They moved to Rutherford, N.J., where Jean was educated by Dominican nuns. Her husband said the nuns gave her a strong foundation in morality and instilled in her “a feeling that the world should be civil.”
She received her bachelor’s degree in social psychology from Harvard in 1968 and her doctorate in sociology and anthropology from Brandeis in 1973.
Her first marriage, in 1963 to the painter Robert Guillemin, ended in divorce. (He died in 2015.) They had two sons, John and Robert, whom she raised for a time as a single mother. She married Dr. Meselson in 1986.
The couple spent their summers in Woods Hole, on Cape Cod, where they hosted a regular salon that brought together humanists and scientists. In Cambridge, Dr Guillemin was a member of a writing group with four other women who met every month for 30 years to discuss their works in progress.

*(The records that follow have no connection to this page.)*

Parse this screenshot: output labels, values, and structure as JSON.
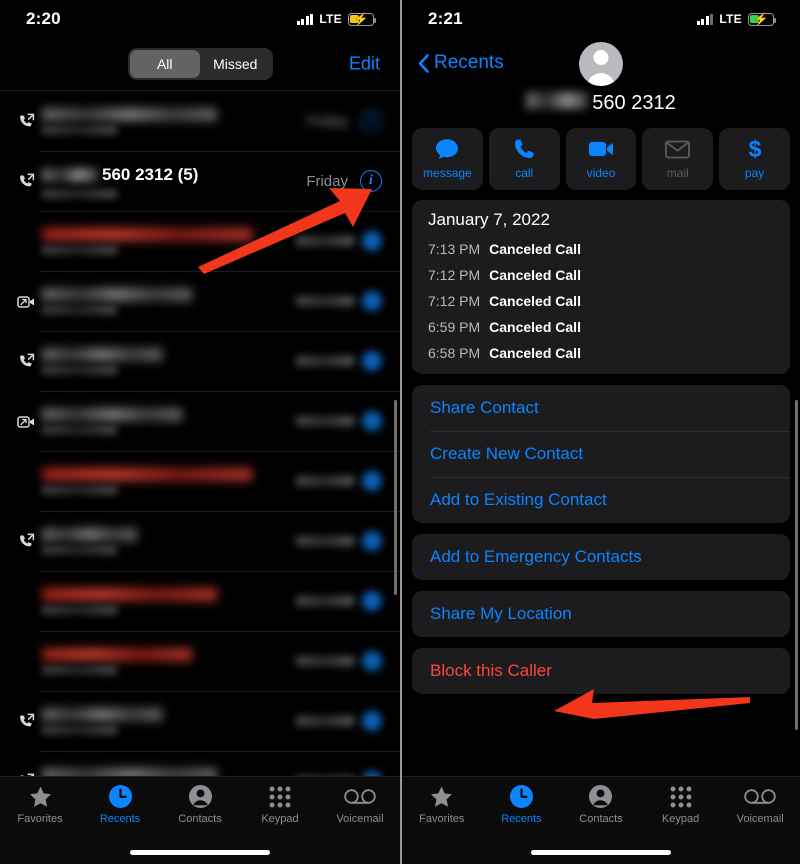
{
  "left": {
    "status": {
      "time": "2:20",
      "network": "LTE",
      "battery_color": "#f5c518",
      "signal_bars": 4
    },
    "header": {
      "segments": [
        {
          "label": "All",
          "active": true
        },
        {
          "label": "Missed",
          "active": false
        }
      ],
      "edit_label": "Edit"
    },
    "calls": [
      {
        "redacted": true,
        "name": "",
        "icon": "outgoing-call-icon",
        "when": "Friday",
        "style": "grey",
        "bar": "w1",
        "sub": true,
        "info": true
      },
      {
        "redacted": false,
        "name": "560 2312 (5)",
        "icon": "outgoing-call-icon",
        "when": "Friday",
        "style": "grey",
        "sub": true,
        "info": true
      },
      {
        "redacted": true,
        "name": "",
        "icon": "none",
        "when": "",
        "style": "red",
        "bar": "w4",
        "sub": true,
        "info": true
      },
      {
        "redacted": true,
        "name": "",
        "icon": "video-call-icon",
        "when": "",
        "style": "grey",
        "bar": "w5",
        "sub": true,
        "info": true
      },
      {
        "redacted": true,
        "name": "",
        "icon": "outgoing-call-icon",
        "when": "",
        "style": "grey",
        "bar": "w2",
        "sub": true,
        "info": true
      },
      {
        "redacted": true,
        "name": "",
        "icon": "video-call-icon",
        "when": "",
        "style": "grey",
        "bar": "w6",
        "sub": true,
        "info": true
      },
      {
        "redacted": true,
        "name": "",
        "icon": "none",
        "when": "",
        "style": "red",
        "bar": "w4",
        "sub": true,
        "info": true
      },
      {
        "redacted": true,
        "name": "",
        "icon": "outgoing-call-icon",
        "when": "",
        "style": "grey",
        "bar": "w3",
        "sub": true,
        "info": true
      },
      {
        "redacted": true,
        "name": "",
        "icon": "none",
        "when": "",
        "style": "red",
        "bar": "w1",
        "sub": true,
        "info": true
      },
      {
        "redacted": true,
        "name": "",
        "icon": "none",
        "when": "",
        "style": "red",
        "bar": "w5",
        "sub": true,
        "info": true
      },
      {
        "redacted": true,
        "name": "",
        "icon": "outgoing-call-icon",
        "when": "",
        "style": "grey",
        "bar": "w2",
        "sub": true,
        "info": true
      },
      {
        "redacted": true,
        "name": "",
        "icon": "outgoing-call-icon",
        "when": "",
        "style": "grey",
        "bar": "w1",
        "sub": true,
        "info": true
      }
    ],
    "tabs": [
      {
        "label": "Favorites",
        "icon": "star-icon",
        "active": false
      },
      {
        "label": "Recents",
        "icon": "clock-icon",
        "active": true
      },
      {
        "label": "Contacts",
        "icon": "person-icon",
        "active": false
      },
      {
        "label": "Keypad",
        "icon": "keypad-icon",
        "active": false
      },
      {
        "label": "Voicemail",
        "icon": "voicemail-icon",
        "active": false
      }
    ]
  },
  "right": {
    "status": {
      "time": "2:21",
      "network": "LTE",
      "battery_color": "#32d74b",
      "signal_bars": 3
    },
    "nav": {
      "back_label": "Recents"
    },
    "contact": {
      "number": "560 2312",
      "avatar": "person-placeholder-avatar"
    },
    "actions": [
      {
        "label": "message",
        "icon": "message-bubble-icon",
        "disabled": false
      },
      {
        "label": "call",
        "icon": "phone-icon",
        "disabled": false
      },
      {
        "label": "video",
        "icon": "video-camera-icon",
        "disabled": false
      },
      {
        "label": "mail",
        "icon": "envelope-icon",
        "disabled": true
      },
      {
        "label": "pay",
        "icon": "dollar-icon",
        "disabled": false
      }
    ],
    "history": {
      "date": "January 7, 2022",
      "entries": [
        {
          "time": "7:13 PM",
          "type": "Canceled Call"
        },
        {
          "time": "7:12 PM",
          "type": "Canceled Call"
        },
        {
          "time": "7:12 PM",
          "type": "Canceled Call"
        },
        {
          "time": "6:59 PM",
          "type": "Canceled Call"
        },
        {
          "time": "6:58 PM",
          "type": "Canceled Call"
        }
      ]
    },
    "menu_groups": [
      {
        "items": [
          {
            "label": "Share Contact",
            "destructive": false
          },
          {
            "label": "Create New Contact",
            "destructive": false
          },
          {
            "label": "Add to Existing Contact",
            "destructive": false
          }
        ]
      },
      {
        "items": [
          {
            "label": "Add to Emergency Contacts",
            "destructive": false
          }
        ]
      },
      {
        "items": [
          {
            "label": "Share My Location",
            "destructive": false
          }
        ]
      },
      {
        "items": [
          {
            "label": "Block this Caller",
            "destructive": true
          }
        ]
      }
    ],
    "tabs": [
      {
        "label": "Favorites",
        "icon": "star-icon",
        "active": false
      },
      {
        "label": "Recents",
        "icon": "clock-icon",
        "active": true
      },
      {
        "label": "Contacts",
        "icon": "person-icon",
        "active": false
      },
      {
        "label": "Keypad",
        "icon": "keypad-icon",
        "active": false
      },
      {
        "label": "Voicemail",
        "icon": "voicemail-icon",
        "active": false
      }
    ]
  },
  "annotations": {
    "arrow_color": "#f1361b",
    "arrow_left_target": "info-button-of-560-2312-row",
    "arrow_right_target": "block-this-caller-menu-item"
  }
}
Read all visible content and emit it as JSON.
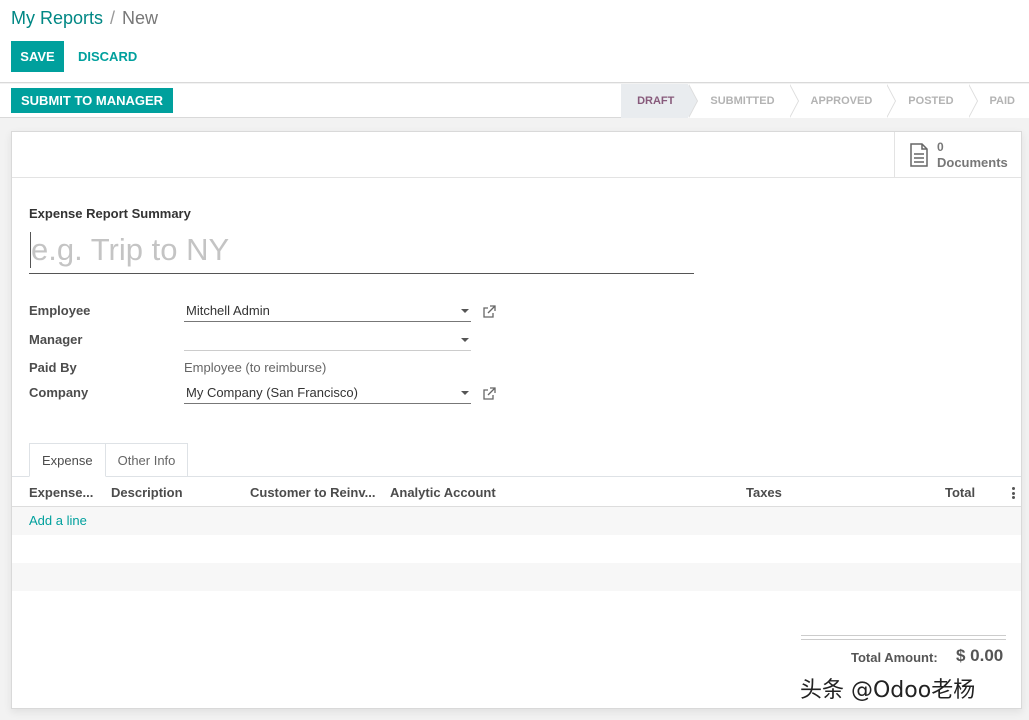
{
  "breadcrumb": {
    "parent": "My Reports",
    "separator": "/",
    "current": "New"
  },
  "actions": {
    "save": "SAVE",
    "discard": "DISCARD"
  },
  "statusbar": {
    "submit": "SUBMIT TO MANAGER",
    "stages": [
      "DRAFT",
      "SUBMITTED",
      "APPROVED",
      "POSTED",
      "PAID"
    ],
    "active_stage": "DRAFT"
  },
  "documents": {
    "count": "0",
    "label": "Documents",
    "icon": "document-icon"
  },
  "form": {
    "summary_label": "Expense Report Summary",
    "summary_placeholder": "e.g. Trip to NY",
    "employee_label": "Employee",
    "employee_value": "Mitchell Admin",
    "manager_label": "Manager",
    "manager_value": "",
    "paid_by_label": "Paid By",
    "paid_by_value": "Employee (to reimburse)",
    "company_label": "Company",
    "company_value": "My Company (San Francisco)"
  },
  "tabs": [
    "Expense",
    "Other Info"
  ],
  "table": {
    "columns": [
      "Expense...",
      "Description",
      "Customer to Reinv...",
      "Analytic Account",
      "Taxes",
      "Total"
    ],
    "add_line": "Add a line"
  },
  "totals": {
    "label": "Total Amount:",
    "value": "$ 0.00"
  },
  "watermark": "头条 @Odoo老杨",
  "colors": {
    "primary": "#00a09d",
    "link": "#008784",
    "active_stage": "#875a7b"
  }
}
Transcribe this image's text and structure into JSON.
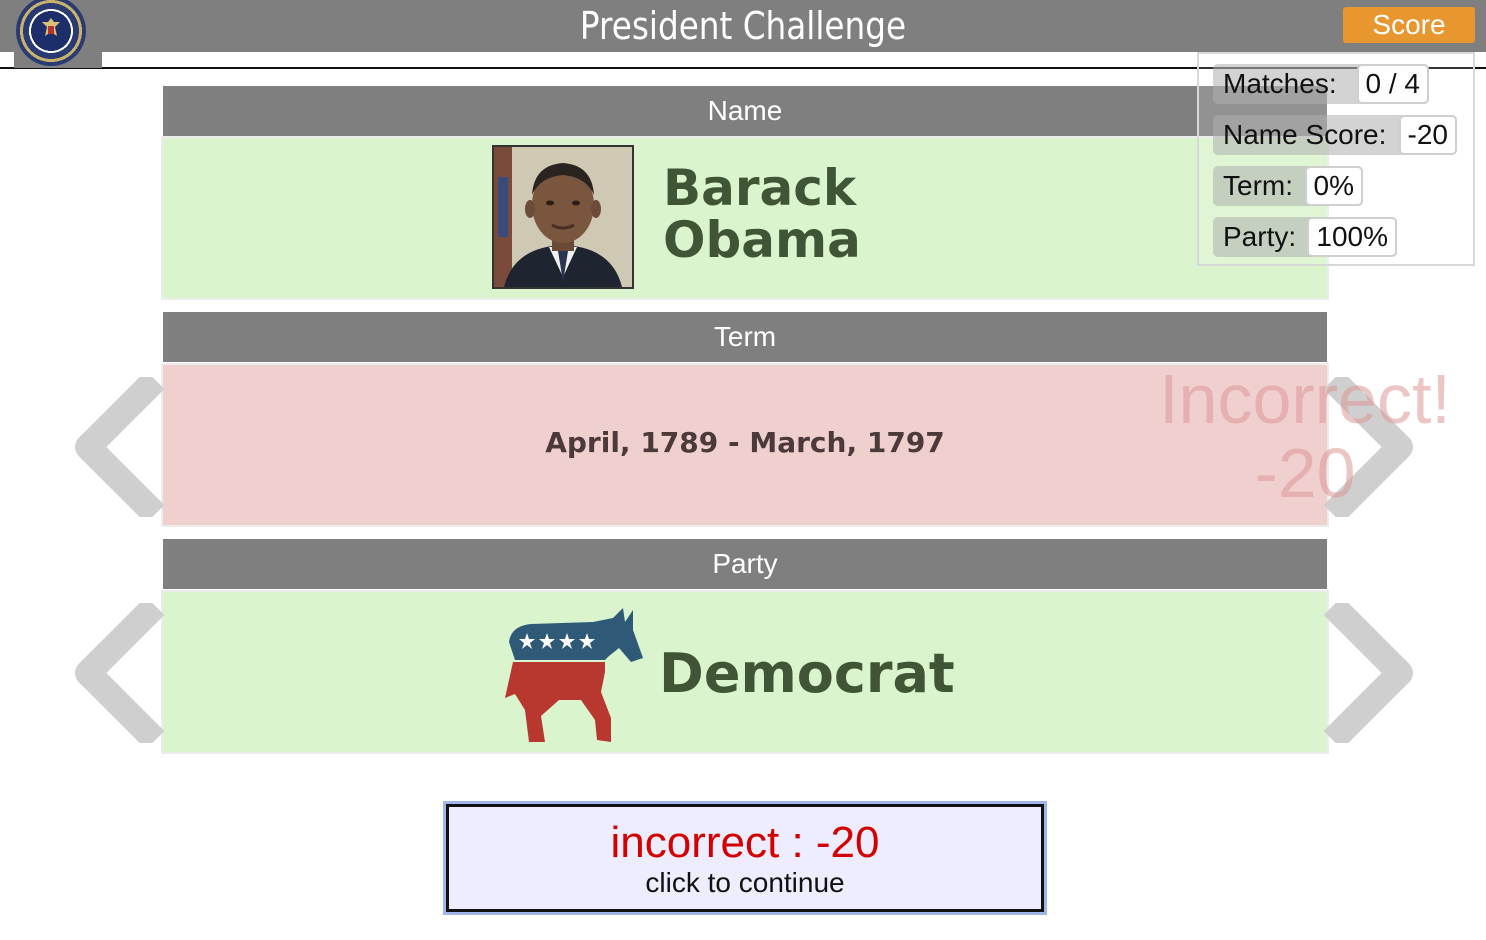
{
  "header": {
    "title": "President Challenge",
    "score_button": "Score"
  },
  "name_section": {
    "heading": "Name",
    "president_name": "Barack Obama",
    "status": "correct"
  },
  "term_section": {
    "heading": "Term",
    "term": "April, 1789 - March, 1797",
    "status": "incorrect"
  },
  "party_section": {
    "heading": "Party",
    "party": "Democrat",
    "status": "correct"
  },
  "feedback_overlay": {
    "result": "Incorrect!",
    "points": "-20"
  },
  "score_panel": {
    "matches_label": "Matches:",
    "matches_value": "0 / 4",
    "name_score_label": "Name Score:",
    "name_score_value": "-20",
    "term_label": "Term:",
    "term_value": "0%",
    "party_label": "Party:",
    "party_value": "100%"
  },
  "continue_box": {
    "result": "incorrect : -20",
    "hint": "click to continue"
  },
  "icons": {
    "seal": "presidential-seal-icon",
    "portrait": "president-portrait-image",
    "party_logo": "democratic-donkey-icon",
    "prev": "chevron-left-icon",
    "next": "chevron-right-icon"
  },
  "colors": {
    "header_gray": "#7f7f7f",
    "score_orange": "#e8972e",
    "correct_green": "#daf4cd",
    "incorrect_red": "#efd0ce",
    "result_red": "#d40000"
  }
}
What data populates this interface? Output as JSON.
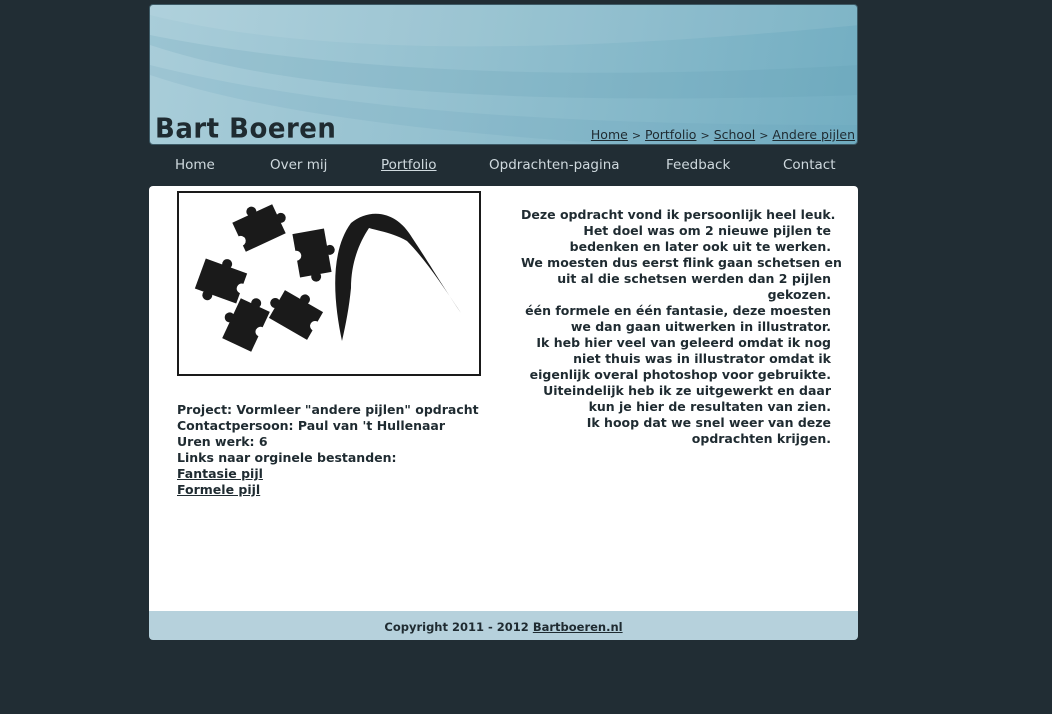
{
  "header": {
    "brand": "Bart Boeren",
    "breadcrumb": [
      {
        "label": "Home"
      },
      {
        "label": "Portfolio"
      },
      {
        "label": "School"
      },
      {
        "label": "Andere pijlen"
      }
    ],
    "breadcrumb_separator": ">"
  },
  "nav": {
    "items": [
      {
        "label": "Home"
      },
      {
        "label": "Over mij"
      },
      {
        "label": "Portfolio",
        "active": true
      },
      {
        "label": "Opdrachten-pagina"
      },
      {
        "label": "Feedback"
      },
      {
        "label": "Contact"
      }
    ]
  },
  "main": {
    "image_alt": "Fantasie pijl (puzzle pieces) and formele pijl (curved arrow)",
    "info": {
      "project": "Project: Vormleer \"andere pijlen\" opdracht",
      "contact": "Contactpersoon: Paul van 't Hullenaar",
      "hours": "Uren werk: 6",
      "links_label": "Links naar orginele bestanden:",
      "links": [
        {
          "label": "Fantasie pijl"
        },
        {
          "label": "Formele pijl"
        }
      ]
    },
    "story_lines": [
      "Deze opdracht vond ik persoonlijk heel leuk.",
      "Het doel was om 2 nieuwe pijlen te",
      "bedenken en later ook uit te werken.",
      "We moesten dus eerst flink gaan schetsen en",
      "uit al die schetsen werden dan 2 pijlen",
      "gekozen.",
      "één formele en één fantasie, deze moesten",
      "we dan gaan uitwerken in illustrator.",
      "Ik heb hier veel van geleerd omdat ik nog",
      "niet thuis was in illustrator omdat ik",
      "eigenlijk overal photoshop voor gebruikte.",
      "Uiteindelijk heb ik ze uitgewerkt en daar",
      "kun je hier de resultaten van zien.",
      "Ik hoop dat we snel weer van deze",
      "opdrachten krijgen."
    ]
  },
  "footer": {
    "copyright": "Copyright 2011 - 2012",
    "link": "Bartboeren.nl"
  },
  "colors": {
    "background": "#212d34",
    "header_light": "#a9cdd9",
    "header_dark": "#73aec2",
    "footer": "#b6d1dc",
    "text": "#1f2b31"
  }
}
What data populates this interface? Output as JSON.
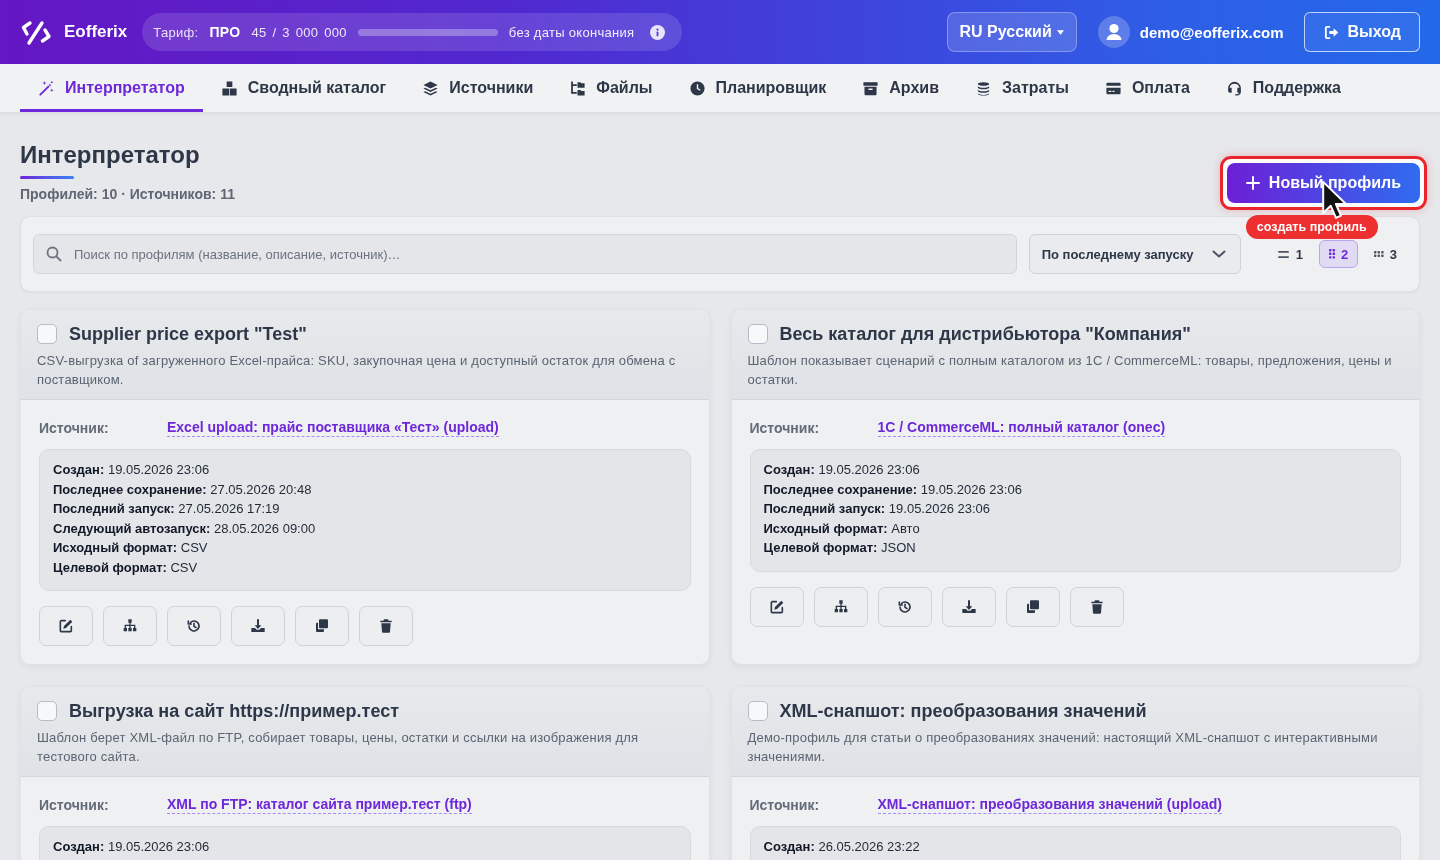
{
  "header": {
    "brand": "Eofferix",
    "tariff": {
      "label": "Тариф:",
      "plan": "ПРО",
      "usage": "45 / 3 000 000",
      "expiry": "без даты окончания"
    },
    "language": "RU Русский",
    "user_email": "demo@eofferix.com",
    "logout": "Выход"
  },
  "nav": {
    "tabs": [
      {
        "label": "Интерпретатор",
        "selected": true
      },
      {
        "label": "Сводный каталог",
        "selected": false
      },
      {
        "label": "Источники",
        "selected": false
      },
      {
        "label": "Файлы",
        "selected": false
      },
      {
        "label": "Планировщик",
        "selected": false
      },
      {
        "label": "Архив",
        "selected": false
      },
      {
        "label": "Затраты",
        "selected": false
      },
      {
        "label": "Оплата",
        "selected": false
      },
      {
        "label": "Поддержка",
        "selected": false
      }
    ]
  },
  "page": {
    "title": "Интерпретатор",
    "summary": "Профилей: 10 · Источников: 11",
    "new_profile_button": {
      "label": "Новый профиль",
      "highlighted": true
    },
    "hint": "создать профиль"
  },
  "filters": {
    "search": {
      "placeholder": "Поиск по профилям (название, описание, источник)…"
    },
    "sort": "По последнему запуску",
    "view_options": [
      {
        "label": "1",
        "selected": false
      },
      {
        "label": "2",
        "selected": true
      },
      {
        "label": "3",
        "selected": false
      }
    ]
  },
  "profiles": [
    {
      "checked": false,
      "title": "Supplier price export \"Test\"",
      "description": "CSV-выгрузка of загруженного Excel-прайса: SKU, закупочная цена и доступный остаток для обмена с поставщиком.",
      "source_label": "Источник:",
      "source": "Excel upload: прайс поставщика «Тест» (upload)",
      "details": [
        {
          "label": "Создан:",
          "value": "19.05.2026 23:06"
        },
        {
          "label": "Последнее сохранение:",
          "value": "27.05.2026 20:48"
        },
        {
          "label": "Последний запуск:",
          "value": "27.05.2026 17:19"
        },
        {
          "label": "Следующий автозапуск:",
          "value": "28.05.2026 09:00"
        },
        {
          "label": "Исходный формат:",
          "value": "CSV"
        },
        {
          "label": "Целевой формат:",
          "value": "CSV"
        }
      ],
      "actions": [
        {
          "kind": "edit"
        },
        {
          "kind": "structure"
        },
        {
          "kind": "history"
        },
        {
          "kind": "download"
        },
        {
          "kind": "duplicate"
        },
        {
          "kind": "delete"
        }
      ]
    },
    {
      "checked": false,
      "title": "Весь каталог для дистрибьютора \"Компания\"",
      "description": "Шаблон показывает сценарий с полным каталогом из 1С / CommerceML: товары, предложения, цены и остатки.",
      "source_label": "Источник:",
      "source": "1С / CommerceML: полный каталог (onec)",
      "details": [
        {
          "label": "Создан:",
          "value": "19.05.2026 23:06"
        },
        {
          "label": "Последнее сохранение:",
          "value": "19.05.2026 23:06"
        },
        {
          "label": "Последний запуск:",
          "value": "19.05.2026 23:06"
        },
        {
          "label": "Исходный формат:",
          "value": "Авто"
        },
        {
          "label": "Целевой формат:",
          "value": "JSON"
        }
      ],
      "actions": [
        {
          "kind": "edit"
        },
        {
          "kind": "structure"
        },
        {
          "kind": "history"
        },
        {
          "kind": "download"
        },
        {
          "kind": "duplicate"
        },
        {
          "kind": "delete"
        }
      ]
    },
    {
      "checked": false,
      "title": "Выгрузка на сайт https://пример.тест",
      "description": "Шаблон берет XML-файл по FTP, собирает товары, цены, остатки и ссылки на изображения для тестового сайта.",
      "source_label": "Источник:",
      "source": "XML по FTP: каталог сайта пример.тест (ftp)",
      "details": [
        {
          "label": "Создан:",
          "value": "19.05.2026 23:06"
        }
      ]
    },
    {
      "checked": false,
      "title": "XML-снапшот: преобразования значений",
      "description": "Демо-профиль для статьи о преобразованиях значений: настоящий XML-снапшот с интерактивными значениями.",
      "source_label": "Источник:",
      "source": "XML-снапшот: преобразования значений (upload)",
      "details": [
        {
          "label": "Создан:",
          "value": "26.05.2026 23:22"
        }
      ]
    }
  ]
}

In addition to her husband and her sons, she is survived by a stepdaughter, Zoe Meselson Forbes; two sisters, Patricia and Eileen Garrigan; a brother, Russell Garrigan; and five grandchildren. Another brother, Brian Garrigan, died in 2018, as did another stepdaughter, Amy Meselson.
Dr Guillemin was a professor of international relations and anthropology at Boston College, where she taught for 33 years. She was also a senior fellow in the security studies program at MIT from 1999 until her death.
While at MIT, she established an endowment at the MIT Center for International Studies to support female doctoral candidates and “energize their sense of inquiry and search for knowledge.”
After her Soviet experience with anthrax, she wrote two more related books: “Biological Weapons: From State-sponsored Programs to Contemporary Bioterrorism” (2005), which examined how the United States, the Soviet Union and other nations developed anthrax and other microbes as strategic weapons, and “American Anthrax: Fear, Crime, and the Investigation of the Nation’s Deadliest Bioterror Attack” (2011).
Her last book was “Hidden Atrocities: Japanese Germ Warfare and American Obstruction of Justice at the Tokyo Trial” (2017). It described Imperial Japan’s little-known use of biological weapons against China in the 1940s and its experimentation on humans.
The book asserts that during the Tokyo war crimes trials from 1946-48, American officials suppressed evidence of Japan’s biological weapons program because they were conducting their own secret biowarfare research and wanted to ensure that the United States and not the Soviets would benefit from Japan’s technology and expertise.
In a blurb for the book, the medical ethicist Arthur Caplan wrote that it “provides a long overdue scholarly remedy to the disappearance from history of Japan’s germ-warfare program.” Thanks to Dr Guillemin, he added, “the reasons this indefensible omission occurred are lucidly and skillfully presented.”